■ Data section:
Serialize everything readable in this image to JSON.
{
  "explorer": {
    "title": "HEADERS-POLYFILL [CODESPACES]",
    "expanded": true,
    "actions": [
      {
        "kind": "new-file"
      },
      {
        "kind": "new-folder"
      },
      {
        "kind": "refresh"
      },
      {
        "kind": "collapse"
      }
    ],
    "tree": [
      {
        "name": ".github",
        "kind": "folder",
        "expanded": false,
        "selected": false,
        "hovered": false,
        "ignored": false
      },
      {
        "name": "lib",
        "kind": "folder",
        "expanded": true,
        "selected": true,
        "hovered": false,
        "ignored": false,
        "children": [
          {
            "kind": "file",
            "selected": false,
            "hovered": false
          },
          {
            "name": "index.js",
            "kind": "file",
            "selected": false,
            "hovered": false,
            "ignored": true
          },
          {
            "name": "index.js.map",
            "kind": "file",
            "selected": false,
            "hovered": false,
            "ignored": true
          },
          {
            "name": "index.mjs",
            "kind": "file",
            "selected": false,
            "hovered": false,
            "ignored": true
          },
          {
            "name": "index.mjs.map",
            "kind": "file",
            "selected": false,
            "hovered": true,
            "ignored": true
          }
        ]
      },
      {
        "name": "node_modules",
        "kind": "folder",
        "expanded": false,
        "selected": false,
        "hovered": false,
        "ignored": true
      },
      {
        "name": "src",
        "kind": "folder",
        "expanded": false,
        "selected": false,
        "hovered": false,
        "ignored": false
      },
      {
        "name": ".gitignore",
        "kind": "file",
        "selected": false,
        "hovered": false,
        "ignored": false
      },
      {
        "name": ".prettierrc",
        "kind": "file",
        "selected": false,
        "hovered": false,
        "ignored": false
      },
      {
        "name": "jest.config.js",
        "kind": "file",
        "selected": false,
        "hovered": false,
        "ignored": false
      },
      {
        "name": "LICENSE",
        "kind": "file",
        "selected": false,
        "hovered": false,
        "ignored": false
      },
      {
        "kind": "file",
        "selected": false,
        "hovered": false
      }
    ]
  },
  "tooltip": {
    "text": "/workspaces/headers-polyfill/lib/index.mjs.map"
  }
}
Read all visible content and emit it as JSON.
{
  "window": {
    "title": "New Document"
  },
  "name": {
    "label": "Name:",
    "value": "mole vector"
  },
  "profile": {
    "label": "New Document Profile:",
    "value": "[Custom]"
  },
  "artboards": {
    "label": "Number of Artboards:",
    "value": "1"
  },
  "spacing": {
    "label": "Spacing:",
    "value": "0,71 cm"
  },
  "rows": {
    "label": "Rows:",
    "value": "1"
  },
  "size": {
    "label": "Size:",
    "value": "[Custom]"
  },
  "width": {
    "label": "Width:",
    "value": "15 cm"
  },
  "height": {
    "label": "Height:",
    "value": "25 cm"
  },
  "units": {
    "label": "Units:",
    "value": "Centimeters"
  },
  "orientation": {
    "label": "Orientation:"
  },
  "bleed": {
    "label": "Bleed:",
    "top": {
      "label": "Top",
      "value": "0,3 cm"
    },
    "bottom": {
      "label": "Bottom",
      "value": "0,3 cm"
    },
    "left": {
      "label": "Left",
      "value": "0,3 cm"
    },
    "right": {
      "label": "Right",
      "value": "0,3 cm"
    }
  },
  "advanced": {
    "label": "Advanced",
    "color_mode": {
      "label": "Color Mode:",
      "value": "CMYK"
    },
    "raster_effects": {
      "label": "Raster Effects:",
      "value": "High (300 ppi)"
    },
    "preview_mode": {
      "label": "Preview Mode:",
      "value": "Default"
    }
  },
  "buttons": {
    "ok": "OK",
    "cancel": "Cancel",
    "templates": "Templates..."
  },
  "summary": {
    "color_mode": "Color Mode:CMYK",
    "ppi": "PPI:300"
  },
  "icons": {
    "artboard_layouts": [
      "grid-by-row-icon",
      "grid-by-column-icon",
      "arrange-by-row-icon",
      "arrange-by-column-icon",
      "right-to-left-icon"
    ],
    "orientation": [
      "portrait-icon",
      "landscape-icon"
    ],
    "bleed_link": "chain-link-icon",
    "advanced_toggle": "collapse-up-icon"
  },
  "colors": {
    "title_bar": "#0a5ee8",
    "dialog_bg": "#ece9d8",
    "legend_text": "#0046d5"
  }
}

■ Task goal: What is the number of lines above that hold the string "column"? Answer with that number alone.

■ Result for this task: 2